As mentioned above, improvement may not always mean an increase in the Lead Velocity Rate but companies should report on this metric and use it as a guide to measure needed sales team growth or reduction month over month. If the Lead Velocity Rate increases and not all MQLs created in the month were messaged by sales, this indicates the need for additional sales team members as we have increased the volume of records but the sales team’s capacity has reached its limit. A company’s Lead Velocity Rate increases month over month but their conversion rate from MQL to SAL or SAL to SQL decreasing is also a way to identify a change in MQL rules that are creating more MQLs that really aren’t qualified.
How can a company improve Lead Velocity with HubSpot Marketing Hub?
Companies can improve Lead Velocity tracking with HubSpot by taking advantage of some out of box features listed below:
Original Source Tracking
While Source tracking may not seem relevant to Lead Velocity, it very much is. As marketers take actions to generate records, ultimately records will be created from those efforts. HubSpot’s automatic Original Source tracking allows marketers to easily identify the number of records they are generating from various channels without needing to do anything other than follow HubSpot’s prescribed UTM structure. Where other tools require you to build a process to manage this, HubSpot enables this out of the box which allows Marketers to see their records generated by channel and the MQLs created from these channels to help them decide where to continue investing their money. These sources should also be used when reporting on Marketing Sourced Qualified Lead as this field allows you to exclude records sourced by the sales team that may have contributed to our pipeline number, but should be excluded from your team’s qualified lead number.
HubSpot enables dynamic scoring fields that help marketers compare records to determine which records should be sent to sales. Whether these scoring fields are configured for firmographic scoring (based on the company’s ideal customer profile) or behavior scoring, using this out of box feature will give your team better control over who you consider to be qualified which ultimately impacts your monthly qualified lead volume. It also enables you to restrict passing records to sales who may not be ready or a conversation which reduces your qualified lead volume but may help with your conversion rates through the rest of your sales processes.

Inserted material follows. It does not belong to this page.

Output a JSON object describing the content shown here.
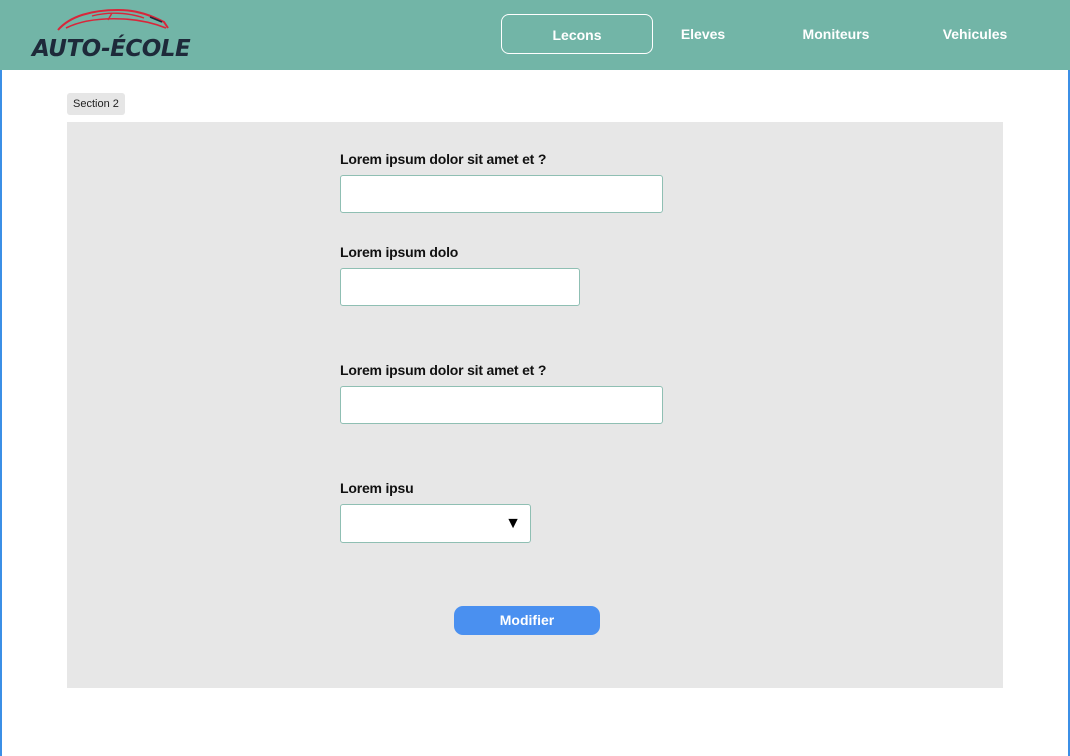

HubSpots out of box Lifecycle Stage field and date time stamps provide a structure to track who is actively being engaged with by sales as well as those who you have not sent to sales yet. While you do need to build automations to manage the Lifecycle Stage for records, the system will automatically capture date time values as records enter a stage as well as restrict a record from moving backwards if they have already progressed further down the funnel. While this may not seem relevant, having a “Became a Marketing Qualified Lead” datetime field enables you to very easily report on the number of Qualified Leads you have generated month over month and is critical for enabling your ability to track Lead Velocity.
While there are many KPIs that are relevant to Marketing Operations and tracking your company’s success, the Lead Velocity Rate is unique in its ability to help you understand your marketing team’s contribution to the pipeline relative to the previous month. Tracking this metric will allow you to dive deeper into why the number has increased or decreased and force you to do additional research to explain why the number has shifted and whether that is good or bad based on your goals. It will help you determine if you are overwhelming your sales team with inbound work or if they have more capacity for outbound work during a given month. Hopefully this article has armed you with the tools you need to track and calculate your Lead Velocity as well as debunking the misconception that this number should always be growing for your business to be successful.